Prompt
All lines below containing "sich" are to be listed.

Material for the task
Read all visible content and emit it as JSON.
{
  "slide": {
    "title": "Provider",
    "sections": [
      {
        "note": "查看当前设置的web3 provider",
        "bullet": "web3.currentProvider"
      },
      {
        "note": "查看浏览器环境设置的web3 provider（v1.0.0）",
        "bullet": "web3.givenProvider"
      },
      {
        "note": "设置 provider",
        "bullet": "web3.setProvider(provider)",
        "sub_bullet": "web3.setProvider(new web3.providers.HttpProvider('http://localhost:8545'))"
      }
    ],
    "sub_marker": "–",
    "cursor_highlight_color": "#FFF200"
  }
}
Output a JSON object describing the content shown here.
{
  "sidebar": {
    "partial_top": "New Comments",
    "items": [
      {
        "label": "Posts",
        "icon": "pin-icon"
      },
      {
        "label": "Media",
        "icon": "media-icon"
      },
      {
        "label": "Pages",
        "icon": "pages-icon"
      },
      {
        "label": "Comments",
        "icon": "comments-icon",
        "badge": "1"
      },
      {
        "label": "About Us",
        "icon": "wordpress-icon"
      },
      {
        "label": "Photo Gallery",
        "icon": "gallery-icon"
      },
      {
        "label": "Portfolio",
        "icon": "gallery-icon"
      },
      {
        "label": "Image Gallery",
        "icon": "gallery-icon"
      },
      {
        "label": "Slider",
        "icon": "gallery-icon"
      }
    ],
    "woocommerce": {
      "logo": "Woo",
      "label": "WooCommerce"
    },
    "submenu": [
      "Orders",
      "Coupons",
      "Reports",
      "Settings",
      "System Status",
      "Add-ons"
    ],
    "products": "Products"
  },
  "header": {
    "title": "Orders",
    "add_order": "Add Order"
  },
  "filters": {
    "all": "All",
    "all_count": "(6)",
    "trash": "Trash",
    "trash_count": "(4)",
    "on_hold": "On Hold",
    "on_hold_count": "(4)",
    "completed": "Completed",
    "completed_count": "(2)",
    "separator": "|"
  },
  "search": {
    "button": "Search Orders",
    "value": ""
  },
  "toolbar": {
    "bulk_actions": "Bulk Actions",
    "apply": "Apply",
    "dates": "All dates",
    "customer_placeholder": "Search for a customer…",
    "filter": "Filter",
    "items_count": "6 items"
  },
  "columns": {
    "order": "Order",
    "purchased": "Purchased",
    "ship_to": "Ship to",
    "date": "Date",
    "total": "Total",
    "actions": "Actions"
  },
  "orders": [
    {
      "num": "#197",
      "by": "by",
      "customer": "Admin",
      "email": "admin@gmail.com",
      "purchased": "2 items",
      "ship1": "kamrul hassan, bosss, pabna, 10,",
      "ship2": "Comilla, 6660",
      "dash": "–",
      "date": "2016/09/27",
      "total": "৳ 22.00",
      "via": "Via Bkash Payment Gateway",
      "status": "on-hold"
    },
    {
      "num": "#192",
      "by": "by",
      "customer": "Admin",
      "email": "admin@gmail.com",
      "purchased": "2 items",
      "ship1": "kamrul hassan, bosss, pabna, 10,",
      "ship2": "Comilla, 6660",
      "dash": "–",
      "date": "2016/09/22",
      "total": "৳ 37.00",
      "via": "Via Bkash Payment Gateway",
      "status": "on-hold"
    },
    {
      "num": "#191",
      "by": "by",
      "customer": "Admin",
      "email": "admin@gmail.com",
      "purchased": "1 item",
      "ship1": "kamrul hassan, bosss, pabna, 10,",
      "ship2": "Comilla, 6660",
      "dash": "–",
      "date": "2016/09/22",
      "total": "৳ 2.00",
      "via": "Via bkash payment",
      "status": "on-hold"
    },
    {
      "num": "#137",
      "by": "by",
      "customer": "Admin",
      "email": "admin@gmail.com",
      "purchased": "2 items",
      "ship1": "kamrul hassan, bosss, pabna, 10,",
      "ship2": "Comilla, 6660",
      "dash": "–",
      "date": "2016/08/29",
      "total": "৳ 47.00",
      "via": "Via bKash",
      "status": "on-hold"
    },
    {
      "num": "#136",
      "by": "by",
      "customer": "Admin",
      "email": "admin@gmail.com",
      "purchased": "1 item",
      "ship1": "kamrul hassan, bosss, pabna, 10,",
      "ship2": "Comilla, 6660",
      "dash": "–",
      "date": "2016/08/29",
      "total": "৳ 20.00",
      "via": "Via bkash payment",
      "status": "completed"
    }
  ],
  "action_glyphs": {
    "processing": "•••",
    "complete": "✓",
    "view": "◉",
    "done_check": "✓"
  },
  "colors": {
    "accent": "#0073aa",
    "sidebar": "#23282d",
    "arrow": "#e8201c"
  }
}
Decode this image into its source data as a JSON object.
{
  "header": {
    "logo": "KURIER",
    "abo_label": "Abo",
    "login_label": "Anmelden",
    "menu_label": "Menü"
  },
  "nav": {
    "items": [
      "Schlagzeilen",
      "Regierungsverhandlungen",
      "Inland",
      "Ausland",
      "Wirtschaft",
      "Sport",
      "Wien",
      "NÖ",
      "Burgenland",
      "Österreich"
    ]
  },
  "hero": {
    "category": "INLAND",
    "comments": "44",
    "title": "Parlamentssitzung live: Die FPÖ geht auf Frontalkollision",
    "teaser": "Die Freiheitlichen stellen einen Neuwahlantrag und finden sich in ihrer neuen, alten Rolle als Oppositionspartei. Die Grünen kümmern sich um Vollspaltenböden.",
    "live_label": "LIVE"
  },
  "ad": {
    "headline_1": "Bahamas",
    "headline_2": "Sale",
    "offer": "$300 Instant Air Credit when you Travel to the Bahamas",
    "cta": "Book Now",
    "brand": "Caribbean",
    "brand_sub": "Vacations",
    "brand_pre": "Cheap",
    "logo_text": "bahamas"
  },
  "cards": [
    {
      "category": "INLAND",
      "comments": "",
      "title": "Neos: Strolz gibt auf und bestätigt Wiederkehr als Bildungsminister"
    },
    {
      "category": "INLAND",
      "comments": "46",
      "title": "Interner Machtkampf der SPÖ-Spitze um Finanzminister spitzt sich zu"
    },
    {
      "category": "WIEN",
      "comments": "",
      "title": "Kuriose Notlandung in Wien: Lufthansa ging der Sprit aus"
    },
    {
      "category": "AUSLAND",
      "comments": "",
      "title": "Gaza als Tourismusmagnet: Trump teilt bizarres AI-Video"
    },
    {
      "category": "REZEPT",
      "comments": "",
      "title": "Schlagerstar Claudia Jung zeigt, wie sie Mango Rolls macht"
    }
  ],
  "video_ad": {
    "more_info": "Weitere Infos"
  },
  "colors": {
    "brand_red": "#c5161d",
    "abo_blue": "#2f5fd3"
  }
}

Reply
    "teaser": "Die Freiheitlichen stellen einen Neuwahlantrag und finden sich in ihrer neuen, alten Rolle als Oppositionspartei. Die Grünen kümmern sich um Vollspaltenböden.",
      "title": "Interner Machtkampf der SPÖ-Spitze um Finanzminister spitzt sich zu"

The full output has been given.